The ice age is coming, the sun’s zooming in / Engines stop running and the wheat is growing thin /A nuclear error, but I have no fear /’Cause London is drowning, and I live by the river (chorus from London’s Calling, by Strummer/Jones, 1979).
These lines rather sum up the confused media response in the 1970’s (the sun zooming in would *not* be causing an ice age; sea level rise would be associated with warming); engines stop running mixes up the oil crisis. At that time (and particularly the early to mid 70’s) climate science was ambiguous about predicting the future, although the 1975 NAS report summarised the state of the science pretty well: that we didn’t know enough to make useful predictions and needed to study more. And since that time we *have* studied more, with the result that we have some firm conclusions pointing to warming.
But, we’ve done this all before. So whats new?
Not much, but Senator Inhofe has been speaking about climate change again, and predictably enough dredged up the 1975 Newsweek article headed “A cooling world”. Which appears to have prompted Newsweek to re-examine their old article. They concede that the article was so spectacularly wrong about the near-term future but defend themselves with In fact, the story wasn’t “wrong” in the journalistic sense of “inaccurate”, which seems rather self-serving. Whilst the article does manage to reference the NAS report, it does so in a minor paragraph – the headline and most text implies cooling and severe problems with the food supply. Inhofe raises other various stories from way back (see here for more) but fails to point out that a few stories culled from over a century doesn’t compare at all with the media attention nowadays paid to global warming.
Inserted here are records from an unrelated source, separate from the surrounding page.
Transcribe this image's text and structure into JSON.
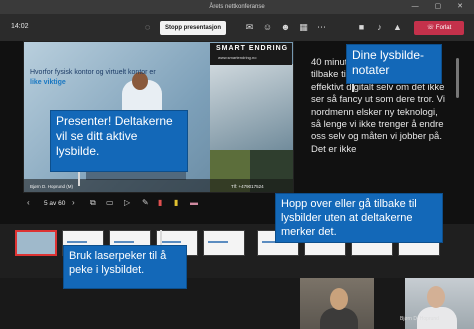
{
  "window": {
    "title": "Årets nettkonferanse",
    "controls": [
      "—",
      "▢",
      "✕"
    ]
  },
  "toolbar": {
    "time": "14:02",
    "stop_label": "Stopp presentasjon",
    "leave_label": "Forlat",
    "icons": [
      "shield-icon",
      "chat-icon",
      "people-icon",
      "reactions-icon",
      "rooms-icon",
      "more-icon",
      "camera-icon",
      "mic-icon",
      "share-icon"
    ]
  },
  "slide": {
    "heading": "Hvorfor fysisk kontor og virtuelt kontor er",
    "heading_emph": "like viktige",
    "logo_title": "SMART ENDRING",
    "logo_url": "www.smartendring.no",
    "footer_left": "Bjørn D. Hoprund (M)",
    "footer_right": "Tlf: +479017524"
  },
  "notes": {
    "text": "40 minutter ... Dere disponerer tilbake til å arbeide svært effektivt digitalt selv om det ikke ser så fancy ut som dere tror. Vi nordmenn elsker ny teknologi, så lenge vi ikke trenger å endre oss selv og måten vi jobber på. Det er ikke"
  },
  "controls": {
    "slide_counter": "5 av 60",
    "icons": [
      "prev-icon",
      "next-icon",
      "grid-icon",
      "pointer-icon",
      "laser-icon",
      "pen-icon",
      "highlighter-icon",
      "eraser-icon"
    ]
  },
  "callouts": {
    "presenter": "Presenter! Deltakerne vil se ditt aktive lysbilde.",
    "notes": "Dine lysbilde-notater",
    "skip": "Hopp over eller gå tilbake til lysbilder uten at deltakerne merker det.",
    "laser": "Bruk laserpeker til å peke i lysbildet."
  },
  "participants": {
    "cam2_name": "Bjørn D. Hoprund"
  },
  "colors": {
    "accent": "#1368b8",
    "leave": "#c4314b",
    "active_border": "#d33"
  }
}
The lesson to take from this is the obvious one: not to take your science stories from the mass media if you can possibly find better sources. Which nowadays are readily available: the IPCC report for a solid review of the state of the science; and RealClimate for more topical stuff.